20 Jan

I will admit that the last three or so years have seen most of my literary/historical interest turned toward more Oriental shores, as my heart was swept away by the fantasies and beautiful stories of the Chinese, Korean, and Japanese story-tellers.  But not so long ago, I was rather an English Major–the much devoted student of all things English lit and writing.  For 4 years I delved into the depths of Poe, Byron, and Plath, consuming works from nearly every continent and genre.  In all of that time, I had three favorite courses– Chaucer, Greek Epics, and Shakespeare.  While I have always had a particular fondness for rhyming poetry that brings forth the melodic hum in it’s natural form, I was somewhat surprised to find that these classes were so captivating. As a life-long enthusiastic reader, mysteries have rather been my thing, with the classical authors approached only briefly after watching related films or right before exams.  

But with the more mature discovery of these authors in college, I found them endearing not just for the quiet quality that comes so precious to any introvert, but also for the the theatrical element that spoke to the artist within.  For nothing is as glorious as The Odyssey or The Comedy of Errors acted out upon a stage.  Chaucerian poems are nearly dead unless they are spoken aloud with the rising and falling tones, inflections of speach and emphatic hand movements which the words cry out for.  And so I have found myself quite in love with theatre and the beautiful world of acting.  

It was during my senior year that I came across Shakespeare’s perhaps greatest work ever acted out on a French stage in “Romeo et Juliette.”  Talented musician, Gérard Presgurvic, wrote both the music and the lyrics of the beautiful work, which was first shown in Paris in 2001. From there, it would find its way onto stages in dozens of countries and in numerous languages, each adopting their own cultures interpretation and delicate touch.  While I have never seen any of the versions in person (Although if I ever visit a location where it’s showing I’m desperate to go), I have seen several online and I have to say the Parisian version is still my favorite.  

There just a beauty and elegance to it that fits perfectly in with Shakespeare’s voice–in a message of youth, folly, and that every treacherous sense of “Passion” that has led so many to death and destruction.  Those who hear the tale of Romeo and Juliette seem to fall into two categories–those who love it as the “greatest love story of all time” and those who hate it as “just another story of two stupid kids.” But this play successfully shows that Shakespeare was communicating so much more. It isn’t just the tale of Romeo and Juliet; it’s about their parents who seem so distant and yet loved their children so dearly, about their friends who were no less stupid or reckless regardless of whether they loved a girl or their own pride more, and about the world that had to deal with them. It isn’t just about an ancient Verone; it’s about modern Paris, Jeon-ju Korea, or local Iowa City, IA.  It’s about life and those who live it. And it is breath-taking.  

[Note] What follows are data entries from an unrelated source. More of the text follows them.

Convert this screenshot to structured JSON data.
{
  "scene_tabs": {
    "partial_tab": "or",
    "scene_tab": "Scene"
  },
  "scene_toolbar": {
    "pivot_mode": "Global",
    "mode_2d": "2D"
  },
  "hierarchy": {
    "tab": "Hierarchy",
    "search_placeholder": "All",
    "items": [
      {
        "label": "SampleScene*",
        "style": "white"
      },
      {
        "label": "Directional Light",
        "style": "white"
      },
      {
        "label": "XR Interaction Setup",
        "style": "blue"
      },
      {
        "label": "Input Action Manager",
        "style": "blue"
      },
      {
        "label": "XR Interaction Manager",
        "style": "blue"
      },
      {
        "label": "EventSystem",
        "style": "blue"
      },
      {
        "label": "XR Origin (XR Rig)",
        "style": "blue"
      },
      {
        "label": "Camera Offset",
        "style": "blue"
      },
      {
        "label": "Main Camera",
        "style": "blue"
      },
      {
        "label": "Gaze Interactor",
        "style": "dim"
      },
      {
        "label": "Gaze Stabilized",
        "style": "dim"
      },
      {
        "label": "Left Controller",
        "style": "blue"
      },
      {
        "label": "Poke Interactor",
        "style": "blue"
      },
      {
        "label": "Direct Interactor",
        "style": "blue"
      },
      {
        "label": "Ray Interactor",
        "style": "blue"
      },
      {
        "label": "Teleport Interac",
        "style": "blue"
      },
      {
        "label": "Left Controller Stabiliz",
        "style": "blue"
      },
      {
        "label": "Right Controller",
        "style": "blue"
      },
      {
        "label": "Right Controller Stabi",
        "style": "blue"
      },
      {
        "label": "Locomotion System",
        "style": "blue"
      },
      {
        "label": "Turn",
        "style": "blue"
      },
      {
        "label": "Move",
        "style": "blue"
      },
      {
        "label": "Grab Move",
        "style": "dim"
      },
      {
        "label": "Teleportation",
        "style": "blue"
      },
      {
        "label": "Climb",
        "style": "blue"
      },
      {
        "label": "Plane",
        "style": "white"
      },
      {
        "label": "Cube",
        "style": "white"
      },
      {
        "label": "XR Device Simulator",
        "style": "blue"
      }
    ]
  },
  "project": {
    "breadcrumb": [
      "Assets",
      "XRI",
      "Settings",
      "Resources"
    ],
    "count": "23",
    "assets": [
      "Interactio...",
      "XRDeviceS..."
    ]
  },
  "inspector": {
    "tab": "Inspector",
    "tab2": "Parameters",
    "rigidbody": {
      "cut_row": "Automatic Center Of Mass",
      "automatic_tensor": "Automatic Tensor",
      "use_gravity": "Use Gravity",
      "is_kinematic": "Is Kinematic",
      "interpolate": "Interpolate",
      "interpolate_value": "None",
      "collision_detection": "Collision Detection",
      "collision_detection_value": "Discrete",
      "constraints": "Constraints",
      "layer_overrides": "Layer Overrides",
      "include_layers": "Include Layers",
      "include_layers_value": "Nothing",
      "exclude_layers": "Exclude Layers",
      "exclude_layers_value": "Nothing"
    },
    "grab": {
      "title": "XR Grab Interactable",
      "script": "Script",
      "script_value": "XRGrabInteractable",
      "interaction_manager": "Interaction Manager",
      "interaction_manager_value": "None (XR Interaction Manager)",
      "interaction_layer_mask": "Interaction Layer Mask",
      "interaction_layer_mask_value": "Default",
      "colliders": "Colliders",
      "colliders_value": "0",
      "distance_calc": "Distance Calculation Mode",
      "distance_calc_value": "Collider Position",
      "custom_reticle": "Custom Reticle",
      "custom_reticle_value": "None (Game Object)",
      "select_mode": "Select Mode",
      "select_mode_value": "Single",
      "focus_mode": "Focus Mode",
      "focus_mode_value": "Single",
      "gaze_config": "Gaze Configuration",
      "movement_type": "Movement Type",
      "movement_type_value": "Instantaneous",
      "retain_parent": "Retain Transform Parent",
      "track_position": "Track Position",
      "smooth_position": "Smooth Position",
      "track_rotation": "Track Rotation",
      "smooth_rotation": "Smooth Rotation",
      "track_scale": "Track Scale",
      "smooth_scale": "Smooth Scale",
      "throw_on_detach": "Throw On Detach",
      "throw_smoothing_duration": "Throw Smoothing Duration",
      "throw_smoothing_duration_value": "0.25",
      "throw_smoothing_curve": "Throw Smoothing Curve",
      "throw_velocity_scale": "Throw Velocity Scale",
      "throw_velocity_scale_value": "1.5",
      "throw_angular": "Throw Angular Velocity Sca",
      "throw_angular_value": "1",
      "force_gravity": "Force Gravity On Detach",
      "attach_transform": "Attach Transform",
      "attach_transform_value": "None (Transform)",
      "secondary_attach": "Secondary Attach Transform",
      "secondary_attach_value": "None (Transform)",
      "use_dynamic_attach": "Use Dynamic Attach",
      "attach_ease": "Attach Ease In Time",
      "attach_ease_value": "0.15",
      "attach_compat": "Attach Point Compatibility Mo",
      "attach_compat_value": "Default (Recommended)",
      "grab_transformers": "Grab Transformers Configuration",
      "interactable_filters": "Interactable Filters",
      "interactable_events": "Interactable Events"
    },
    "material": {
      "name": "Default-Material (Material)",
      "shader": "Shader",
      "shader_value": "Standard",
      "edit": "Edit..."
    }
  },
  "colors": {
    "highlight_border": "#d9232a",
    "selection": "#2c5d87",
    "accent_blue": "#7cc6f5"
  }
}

If you are interested in checking out the Parisian version with English Subs, there are two versions that I can recommend:

DragonHeart06 translated it and posted the Playlist several years ago; it can be found here.

Within the past year, OperaGhosette has posted another, clearer translated version; however you have to go to each video separately on her account since there is no playlist. You can find that version here.

I personally recommend buying the Soundtrack online too.

 

 

Leave a Reply

Fill in your details below or click an icon to log in:

WordPress.com Logo

You are commenting using your WordPress.com account. Log Out /  Change )

Google+ photo

You are commenting using your Google+ account. Log Out /  Change )

Twitter picture

You are commenting using your Twitter account. Log Out /  Change )

Facebook photo

You are commenting using your Facebook account. Log Out /  Change )

Connecting to %s

%d bloggers like this: